Asian Art in London 2014

Asian Art in London (AAL) is an annual event that has embraced the academic and commercial worlds with its museum exhibitions, gallery shows, lectures and seminars for 15 years.  This year AAL launched on 30 October 2014 at the British Museum, which included a view of the current exhibition: Ming – 50 Years that Changed China, and it concluded on 8 November 2014.  Coinciding with the autumn Asian art auctions, this years’ event featured over 60 dealers, auction houses and museums celebrate Asian art spanning over six thousand years: from antiquities to today.  Ceramics, furniture, glass, jade, manuscripts, paintings and textiles are just a few of the many cultural objects to see and buy.

Given the rise of China in recent years—projections of Xi Jinping’s rulership, protests for proper democracy in Hong Kong and debates about the Confucius Institute (government-funded centers around the world that promote Chinese culture)—AAL is a timely event.  And London is a key city for it: London has some of the world’s top museums, hundreds of galleries and a multilingual population.  Indeed, AAL’s website states it is the only art event to incorporate an entire city’s art community.

Of the many dealers, museums, galleries and auction houses to view objects and artworks, there are a few noteworthy examples.

1. Sagemonoya Netsuke Gallery

This is Japan’s only antique shop that specializes in netsuke and sagemono.  Netsuke, intricately carved toggles or stoppers, are hung from the sash of Japanese kimonos to prevent dangling items (sagemono) from falling to the ground.  An example from this gallery includes the Shishi with Ball (unsigned, ivory, 5.2cm).  A shishi is a lion dog that originated in China, and it is commonly found in decorative arts.

Japanese men wore netsuke during the Edo period (1615-1868), and they functioned as a means of fashion, expression and personal aesthetics.  Early netsuke were often plain.  Made from wood or stone, they merely served a functional purpose.  Later pieces became increasingly elaborate, taking on a variety of forms and materials: wood, ivory or porcelain.  Typically less than five centimeters in height, netsuke carvers demonstrated skill, creativity and attention to detail.  As a result, netsuke communicated personal taste, wealth or humor.

2. Vanderven Oriental Art

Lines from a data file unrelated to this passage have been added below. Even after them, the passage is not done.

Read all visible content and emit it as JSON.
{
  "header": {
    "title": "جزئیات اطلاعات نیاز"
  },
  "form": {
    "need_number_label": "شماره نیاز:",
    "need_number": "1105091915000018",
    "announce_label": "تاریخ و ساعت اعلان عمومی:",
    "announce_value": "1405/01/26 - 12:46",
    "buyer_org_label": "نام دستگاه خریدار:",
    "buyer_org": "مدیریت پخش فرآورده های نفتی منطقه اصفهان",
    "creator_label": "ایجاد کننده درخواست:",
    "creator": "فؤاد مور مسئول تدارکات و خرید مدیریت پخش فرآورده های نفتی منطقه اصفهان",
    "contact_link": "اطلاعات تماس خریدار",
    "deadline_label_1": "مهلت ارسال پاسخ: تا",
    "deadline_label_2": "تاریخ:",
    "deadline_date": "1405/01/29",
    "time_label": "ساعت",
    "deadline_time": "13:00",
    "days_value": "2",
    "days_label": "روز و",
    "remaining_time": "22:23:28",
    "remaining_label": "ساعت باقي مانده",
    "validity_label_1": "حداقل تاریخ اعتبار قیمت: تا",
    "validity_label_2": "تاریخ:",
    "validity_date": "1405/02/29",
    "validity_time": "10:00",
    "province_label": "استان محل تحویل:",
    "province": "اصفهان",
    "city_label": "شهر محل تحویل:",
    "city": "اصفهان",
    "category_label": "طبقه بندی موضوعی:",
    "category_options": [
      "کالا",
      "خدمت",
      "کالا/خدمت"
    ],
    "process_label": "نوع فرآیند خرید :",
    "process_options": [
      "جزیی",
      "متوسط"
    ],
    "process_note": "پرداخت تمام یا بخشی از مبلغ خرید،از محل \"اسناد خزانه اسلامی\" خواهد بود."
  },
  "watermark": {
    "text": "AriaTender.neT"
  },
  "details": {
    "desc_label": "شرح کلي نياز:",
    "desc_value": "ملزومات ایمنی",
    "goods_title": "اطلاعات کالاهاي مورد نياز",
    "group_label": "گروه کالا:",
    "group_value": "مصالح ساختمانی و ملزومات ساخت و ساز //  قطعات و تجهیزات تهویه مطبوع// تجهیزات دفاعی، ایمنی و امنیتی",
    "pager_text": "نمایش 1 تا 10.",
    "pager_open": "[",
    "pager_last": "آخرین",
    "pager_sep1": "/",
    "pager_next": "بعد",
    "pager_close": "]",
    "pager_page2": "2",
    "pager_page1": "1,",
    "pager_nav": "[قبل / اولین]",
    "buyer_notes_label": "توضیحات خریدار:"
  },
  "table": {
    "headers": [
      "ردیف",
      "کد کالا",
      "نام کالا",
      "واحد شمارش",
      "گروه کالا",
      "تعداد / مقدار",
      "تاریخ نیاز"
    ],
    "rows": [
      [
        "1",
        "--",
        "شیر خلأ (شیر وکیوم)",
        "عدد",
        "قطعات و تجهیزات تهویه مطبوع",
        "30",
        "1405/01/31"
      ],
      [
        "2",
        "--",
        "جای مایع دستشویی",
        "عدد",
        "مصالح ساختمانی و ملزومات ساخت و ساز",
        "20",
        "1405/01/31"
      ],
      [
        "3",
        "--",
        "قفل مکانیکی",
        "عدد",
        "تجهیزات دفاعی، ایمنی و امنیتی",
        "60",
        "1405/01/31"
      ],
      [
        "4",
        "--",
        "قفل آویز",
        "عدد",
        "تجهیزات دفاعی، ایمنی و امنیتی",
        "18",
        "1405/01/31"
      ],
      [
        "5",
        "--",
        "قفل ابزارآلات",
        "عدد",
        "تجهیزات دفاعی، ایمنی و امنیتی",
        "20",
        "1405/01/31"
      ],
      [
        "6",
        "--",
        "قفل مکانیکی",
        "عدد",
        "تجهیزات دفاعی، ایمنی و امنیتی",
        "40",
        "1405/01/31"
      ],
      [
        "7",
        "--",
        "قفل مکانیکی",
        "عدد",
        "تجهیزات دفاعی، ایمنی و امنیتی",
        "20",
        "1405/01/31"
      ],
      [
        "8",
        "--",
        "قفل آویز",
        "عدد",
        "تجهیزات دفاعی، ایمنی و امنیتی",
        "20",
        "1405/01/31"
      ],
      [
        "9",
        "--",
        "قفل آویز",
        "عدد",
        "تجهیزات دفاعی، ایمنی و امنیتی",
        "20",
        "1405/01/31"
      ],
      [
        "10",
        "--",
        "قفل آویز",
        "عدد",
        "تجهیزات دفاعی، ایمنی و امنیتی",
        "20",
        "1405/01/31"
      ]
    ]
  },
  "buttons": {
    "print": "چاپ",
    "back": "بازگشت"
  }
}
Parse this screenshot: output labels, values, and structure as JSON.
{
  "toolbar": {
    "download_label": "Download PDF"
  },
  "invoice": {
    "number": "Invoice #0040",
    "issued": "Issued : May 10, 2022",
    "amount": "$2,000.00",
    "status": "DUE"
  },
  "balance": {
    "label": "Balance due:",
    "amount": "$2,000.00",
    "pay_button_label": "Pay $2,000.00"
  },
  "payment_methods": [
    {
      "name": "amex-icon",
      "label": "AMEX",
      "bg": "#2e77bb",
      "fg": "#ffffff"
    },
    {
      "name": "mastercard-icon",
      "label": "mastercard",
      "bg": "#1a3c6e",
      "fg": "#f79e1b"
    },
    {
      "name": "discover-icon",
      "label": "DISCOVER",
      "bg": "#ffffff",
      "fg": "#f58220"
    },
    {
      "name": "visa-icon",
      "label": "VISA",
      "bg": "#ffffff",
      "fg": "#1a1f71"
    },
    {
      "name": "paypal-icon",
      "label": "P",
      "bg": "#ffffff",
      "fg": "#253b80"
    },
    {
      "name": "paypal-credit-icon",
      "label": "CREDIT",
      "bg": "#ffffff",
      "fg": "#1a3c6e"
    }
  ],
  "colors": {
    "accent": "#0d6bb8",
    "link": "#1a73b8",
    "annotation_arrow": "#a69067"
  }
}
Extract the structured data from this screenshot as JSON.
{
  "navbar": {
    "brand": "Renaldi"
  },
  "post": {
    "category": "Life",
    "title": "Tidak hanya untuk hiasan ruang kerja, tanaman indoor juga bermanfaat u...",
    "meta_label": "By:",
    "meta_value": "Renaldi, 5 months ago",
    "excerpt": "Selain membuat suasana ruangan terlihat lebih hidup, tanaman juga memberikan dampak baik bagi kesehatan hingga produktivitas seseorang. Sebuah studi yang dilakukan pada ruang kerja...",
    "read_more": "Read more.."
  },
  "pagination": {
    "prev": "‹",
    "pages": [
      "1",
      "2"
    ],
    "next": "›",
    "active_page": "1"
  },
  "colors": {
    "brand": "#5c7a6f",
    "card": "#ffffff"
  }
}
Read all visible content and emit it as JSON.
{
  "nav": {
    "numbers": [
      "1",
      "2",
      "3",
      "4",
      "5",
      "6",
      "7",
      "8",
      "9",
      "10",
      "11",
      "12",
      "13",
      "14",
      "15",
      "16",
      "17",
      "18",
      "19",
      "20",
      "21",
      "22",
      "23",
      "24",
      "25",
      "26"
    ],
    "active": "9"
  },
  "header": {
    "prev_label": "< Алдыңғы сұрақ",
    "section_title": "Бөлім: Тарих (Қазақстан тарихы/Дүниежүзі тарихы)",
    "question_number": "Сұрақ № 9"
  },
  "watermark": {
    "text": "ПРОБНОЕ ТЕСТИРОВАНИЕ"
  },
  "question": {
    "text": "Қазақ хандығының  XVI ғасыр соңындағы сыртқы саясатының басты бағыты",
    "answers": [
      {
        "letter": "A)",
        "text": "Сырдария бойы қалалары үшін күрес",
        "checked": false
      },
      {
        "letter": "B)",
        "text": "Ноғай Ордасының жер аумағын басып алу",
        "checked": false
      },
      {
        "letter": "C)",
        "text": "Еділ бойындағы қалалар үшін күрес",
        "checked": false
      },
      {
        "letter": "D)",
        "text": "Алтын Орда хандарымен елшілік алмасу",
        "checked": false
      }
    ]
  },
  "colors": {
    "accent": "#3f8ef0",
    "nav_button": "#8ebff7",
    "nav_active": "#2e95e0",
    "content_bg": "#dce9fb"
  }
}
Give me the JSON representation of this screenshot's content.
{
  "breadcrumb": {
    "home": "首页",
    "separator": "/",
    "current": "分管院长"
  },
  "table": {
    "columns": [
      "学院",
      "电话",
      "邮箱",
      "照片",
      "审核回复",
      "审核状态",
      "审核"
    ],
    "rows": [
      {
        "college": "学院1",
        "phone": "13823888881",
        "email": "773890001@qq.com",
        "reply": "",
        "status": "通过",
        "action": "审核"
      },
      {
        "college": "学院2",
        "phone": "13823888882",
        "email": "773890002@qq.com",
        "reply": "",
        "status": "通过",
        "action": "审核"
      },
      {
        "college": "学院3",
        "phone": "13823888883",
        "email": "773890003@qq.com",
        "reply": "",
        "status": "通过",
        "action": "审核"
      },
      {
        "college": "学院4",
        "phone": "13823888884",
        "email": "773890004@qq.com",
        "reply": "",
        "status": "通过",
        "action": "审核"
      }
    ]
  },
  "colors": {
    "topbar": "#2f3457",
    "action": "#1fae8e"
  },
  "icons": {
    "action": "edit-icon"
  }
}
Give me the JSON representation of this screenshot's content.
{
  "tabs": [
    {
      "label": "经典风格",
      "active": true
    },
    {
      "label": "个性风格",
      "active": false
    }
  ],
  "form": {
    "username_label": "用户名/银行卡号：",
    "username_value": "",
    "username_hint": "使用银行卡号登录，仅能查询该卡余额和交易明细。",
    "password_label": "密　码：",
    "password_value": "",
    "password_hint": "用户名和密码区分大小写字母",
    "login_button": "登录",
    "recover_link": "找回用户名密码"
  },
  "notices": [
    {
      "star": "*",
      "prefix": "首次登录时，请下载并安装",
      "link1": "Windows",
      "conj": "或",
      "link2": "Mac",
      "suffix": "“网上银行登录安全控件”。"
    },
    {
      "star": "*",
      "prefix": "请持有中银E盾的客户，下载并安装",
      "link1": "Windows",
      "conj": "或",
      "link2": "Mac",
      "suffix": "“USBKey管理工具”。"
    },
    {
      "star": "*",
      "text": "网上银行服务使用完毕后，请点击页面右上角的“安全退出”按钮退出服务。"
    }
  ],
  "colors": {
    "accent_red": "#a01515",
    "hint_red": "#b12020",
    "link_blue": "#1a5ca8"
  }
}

Vanderven Oriental Art is considered a leading international dealer in Chinese export porcelain and early terracotta.  It includes a permanent display of Chinese export porcelain, Han and Tang pottery and Chinese and Japanese works of art at the gallery location.  One of their many pieces includes the Large Blue and White Jar & Cover Decorated with Dragons (early Kangxi period 1662-1722; circa 1690).  This jar stands 78.5cm, and includes an image of an ancient dragon.  This powerful Chinese image is symbolic of fertility and was thought to have brought rain; the dragon also represented rank and power.

3. Sotheby’s Auction House

On 5 November 2014, Sotheby’s Auction House sold A Gilt-Bronze Figure of Manjushri Yongle Mark and Period, with an estimate of 100,000-150,000 GBP and sold for 266,500 (GBP) (hammer price with buyer’s premium).  The figure of Manjushri, a Bodhisattva associated with the wisdom of Buddha, was stylistically influenced by Tibetan art.  Sotheby’s notes that during the previous Yuan dynasty, Mongol rulers associated with Tibetan Buddhist and Lamaist rituals.  Thus, this piece could have been a gift from the Ming emperor to sustain good relations with Tibet’s religious hierarchy.